Digital History of Japan
WisdomMaps: The Future of the Past
Experience our digital history of Japan and its unique civilization with WisdomMaps!
Humans first inhabited the Japanese islands around 30,000 BCE. The Jōmon period, knowns for its cord-marked pottery, was followed by the Yayoi period in which people from the mainland introduced iron technology and agriculture. With a productive rice culture, the Yayoi grew rapidly and overwhelmed the indigenous Jōmon people who were hunter-gatherers. From the fourth through the ninth century, Japan’s many kingdoms and tribes became unified in a centralized government ruled by an emperor in a ceremonial role. In 794, a new imperial capital was established at Heian-kyō (now Kyoto). This began the Heian period, a golden age of classical Japanese culture. Japanese religion became a mix of animist Shinto beliefs and Buddhism.
Over the following centuries, the power of the imperial house waned and passed first to great civilian clans like the Fujiwara, and then to the military clans and their samurai defenders. After seizing power, the Minamoto clan set up their capital in Kamakura and their leader Yoritomo took the title of shōgun. The Kamakura shogunate repelled two Mongol invasions only to be toppled by a rival claimant to the shogunate in 1333. Regional warlords called daimyō grew in power at the expense of the shōgun.
Eventually, Japan descended into civil war, but was reunified in the late 16th century under the prominent daimyō Oda Nobunaga and his successors, Toyotomi Hideyoshi and Tokugawa Ieyasu. The Tokugawa shogunate governed from Edo (now Tokyo) and presided over the prosperous and peaceful Edo period (1600–1868). But the Tokugawa also imposed a strict class system on Japanese society and cut off almost all contact with the outside world.

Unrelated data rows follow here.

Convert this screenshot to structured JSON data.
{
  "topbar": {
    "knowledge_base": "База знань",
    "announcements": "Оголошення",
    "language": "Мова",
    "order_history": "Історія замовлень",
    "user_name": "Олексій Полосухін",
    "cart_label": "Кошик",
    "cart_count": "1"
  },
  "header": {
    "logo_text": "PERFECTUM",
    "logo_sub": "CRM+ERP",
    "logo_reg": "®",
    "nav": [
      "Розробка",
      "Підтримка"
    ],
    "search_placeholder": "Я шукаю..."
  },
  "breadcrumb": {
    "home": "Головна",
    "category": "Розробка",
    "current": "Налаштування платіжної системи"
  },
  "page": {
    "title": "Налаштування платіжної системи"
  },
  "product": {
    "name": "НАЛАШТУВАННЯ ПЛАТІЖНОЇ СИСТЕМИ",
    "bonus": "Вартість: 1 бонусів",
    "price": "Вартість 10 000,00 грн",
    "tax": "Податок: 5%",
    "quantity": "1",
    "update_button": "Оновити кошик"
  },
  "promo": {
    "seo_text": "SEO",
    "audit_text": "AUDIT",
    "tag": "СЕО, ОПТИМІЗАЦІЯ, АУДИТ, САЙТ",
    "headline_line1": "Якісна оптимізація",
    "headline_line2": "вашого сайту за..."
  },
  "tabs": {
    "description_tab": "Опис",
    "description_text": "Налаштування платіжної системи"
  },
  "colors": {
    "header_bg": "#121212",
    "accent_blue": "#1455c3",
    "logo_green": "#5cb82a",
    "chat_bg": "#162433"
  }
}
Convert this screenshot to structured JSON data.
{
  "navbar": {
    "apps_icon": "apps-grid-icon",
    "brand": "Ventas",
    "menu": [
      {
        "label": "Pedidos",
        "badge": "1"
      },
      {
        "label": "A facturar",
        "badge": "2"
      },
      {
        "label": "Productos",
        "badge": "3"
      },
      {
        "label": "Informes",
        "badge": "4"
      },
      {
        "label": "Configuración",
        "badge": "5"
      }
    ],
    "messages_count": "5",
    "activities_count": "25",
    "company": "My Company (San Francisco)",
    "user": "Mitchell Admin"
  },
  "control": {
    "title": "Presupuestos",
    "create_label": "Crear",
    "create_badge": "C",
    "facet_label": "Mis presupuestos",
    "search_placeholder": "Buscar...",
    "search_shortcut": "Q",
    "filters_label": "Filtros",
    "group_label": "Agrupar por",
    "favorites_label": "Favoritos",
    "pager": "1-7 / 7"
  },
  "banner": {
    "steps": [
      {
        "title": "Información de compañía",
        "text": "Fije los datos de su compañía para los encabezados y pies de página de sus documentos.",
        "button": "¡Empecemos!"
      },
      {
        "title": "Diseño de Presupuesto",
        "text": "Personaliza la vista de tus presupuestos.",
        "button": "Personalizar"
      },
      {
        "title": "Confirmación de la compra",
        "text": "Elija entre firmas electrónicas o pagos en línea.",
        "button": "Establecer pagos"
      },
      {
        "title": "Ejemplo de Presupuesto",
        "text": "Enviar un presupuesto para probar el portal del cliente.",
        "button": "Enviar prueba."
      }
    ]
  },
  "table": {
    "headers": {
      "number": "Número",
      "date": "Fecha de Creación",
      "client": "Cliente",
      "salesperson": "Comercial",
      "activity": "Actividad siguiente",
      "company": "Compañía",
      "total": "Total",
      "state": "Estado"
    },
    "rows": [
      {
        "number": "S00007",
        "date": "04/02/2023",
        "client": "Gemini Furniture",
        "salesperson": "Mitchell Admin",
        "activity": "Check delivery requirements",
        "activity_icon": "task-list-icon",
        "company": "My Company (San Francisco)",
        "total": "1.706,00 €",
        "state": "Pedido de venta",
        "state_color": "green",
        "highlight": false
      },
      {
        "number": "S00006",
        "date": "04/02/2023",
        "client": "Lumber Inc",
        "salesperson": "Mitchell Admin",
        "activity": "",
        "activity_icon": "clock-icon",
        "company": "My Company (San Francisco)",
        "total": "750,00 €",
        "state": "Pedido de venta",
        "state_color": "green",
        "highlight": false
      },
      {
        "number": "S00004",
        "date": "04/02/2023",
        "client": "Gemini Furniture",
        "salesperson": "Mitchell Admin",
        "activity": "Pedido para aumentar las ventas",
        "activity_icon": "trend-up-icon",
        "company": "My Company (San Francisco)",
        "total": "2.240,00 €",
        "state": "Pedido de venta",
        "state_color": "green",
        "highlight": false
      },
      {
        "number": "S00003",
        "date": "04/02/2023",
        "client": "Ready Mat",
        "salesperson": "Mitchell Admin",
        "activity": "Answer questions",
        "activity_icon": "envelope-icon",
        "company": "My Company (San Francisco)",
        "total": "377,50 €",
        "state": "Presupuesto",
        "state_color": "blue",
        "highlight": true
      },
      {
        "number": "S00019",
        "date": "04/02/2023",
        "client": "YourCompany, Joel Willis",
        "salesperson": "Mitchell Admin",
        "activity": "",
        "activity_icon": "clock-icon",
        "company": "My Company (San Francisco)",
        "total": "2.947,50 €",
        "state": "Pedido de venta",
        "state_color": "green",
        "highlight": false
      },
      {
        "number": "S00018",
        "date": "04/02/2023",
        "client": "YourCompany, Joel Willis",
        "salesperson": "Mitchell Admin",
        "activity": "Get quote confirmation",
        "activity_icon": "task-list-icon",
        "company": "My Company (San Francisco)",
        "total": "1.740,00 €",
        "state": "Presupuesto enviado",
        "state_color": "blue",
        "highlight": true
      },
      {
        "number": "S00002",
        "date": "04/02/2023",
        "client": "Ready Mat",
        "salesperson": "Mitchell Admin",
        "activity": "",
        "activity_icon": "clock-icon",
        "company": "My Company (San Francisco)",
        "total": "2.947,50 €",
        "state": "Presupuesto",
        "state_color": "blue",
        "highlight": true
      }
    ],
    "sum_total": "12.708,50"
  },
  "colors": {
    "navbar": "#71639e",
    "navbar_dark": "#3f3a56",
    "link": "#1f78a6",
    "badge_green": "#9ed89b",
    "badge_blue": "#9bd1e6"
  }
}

In 1543, the Portuguese became the first Europeans to reach Japan. They had a significant impact on Japan by introducing firearms. The American Admiral Perry arrived in 1853 to demand an end to Japan’s seclusion and Western access. This precipitated the fall of the shogunate and the rise of new national government in the Meiji period that opened Japan to the outside world and brought it to adopt Western models in pursuit of great power status. Although both democracy and a vibrant civilian culture prospered during the Taishō period (1912–26), Japan’s powerful military overwhelmed Japan’s civilian leaders and invaded Manchuria in 1931. The conflict grew into a long war with China, and Japan’s attack on Pearl Harbor in 1941 led to war with the United States and its allies. Japan’s armed forces soon became overextended, but held out in spite of devastating Allied air attacks culminating with the atomic bombings of Hiroshima and Nagasaki. Japan surrendered on August15, 1945.
The Americans occupied Japan until 1952 and transformed Japan into a constitutional monarchy. Japan experienced very high economic growth under the Liberal Democratic Party, and became a global economic powerhouse. But since the Lost Decade of the 1990s, economic growth has stagnated and its relations with its Asian neighbors have deteriorated over recurring historical animosities.
That said, here’s our assortment… please enjoy! When you’re done perusing a map, just close it, and you’ll be back here.
Japan Index | Origins | Jomon Period | Yayoi Period | Kofun Period | Classical Period: Society • Culture • Religion • Shinto • Buddhism • Power | Nara Period: Society • Culture • Architecture • Drama • Ritual • Scholarship | Heian Period: Society • Culture • Architecture • Literature • Religion • Power | Kamakura Period: Power | Muromachi Period: Society • Class • Power • Economy: Infrastructure • Trade | Warring States Period: Society • Religion • Power | Edo Period: Society • Conflict • Policy • Reforms • Class • Women • Culture • Architecture • Art • Woodblock Prints • Floating World • Literature • Ihara Saikaku • Poetry • Philosophy • Scholarship • Theatre • Religion • Power • Ieyasu: Governance • Foreign Affairs • The West • Economy • Commerce • Money • Trade | Meiji Period: Society • Culture • Power: Progression • Governance • Economy | Taisho Period: Society • Culture • Power • Economy | Militarism: Society • Power • War in Asia: Origins • Goals | Occupation: Society • Power • Economy | Modern Japan: Society • Communities • Values • Women • Culture • Power • Economy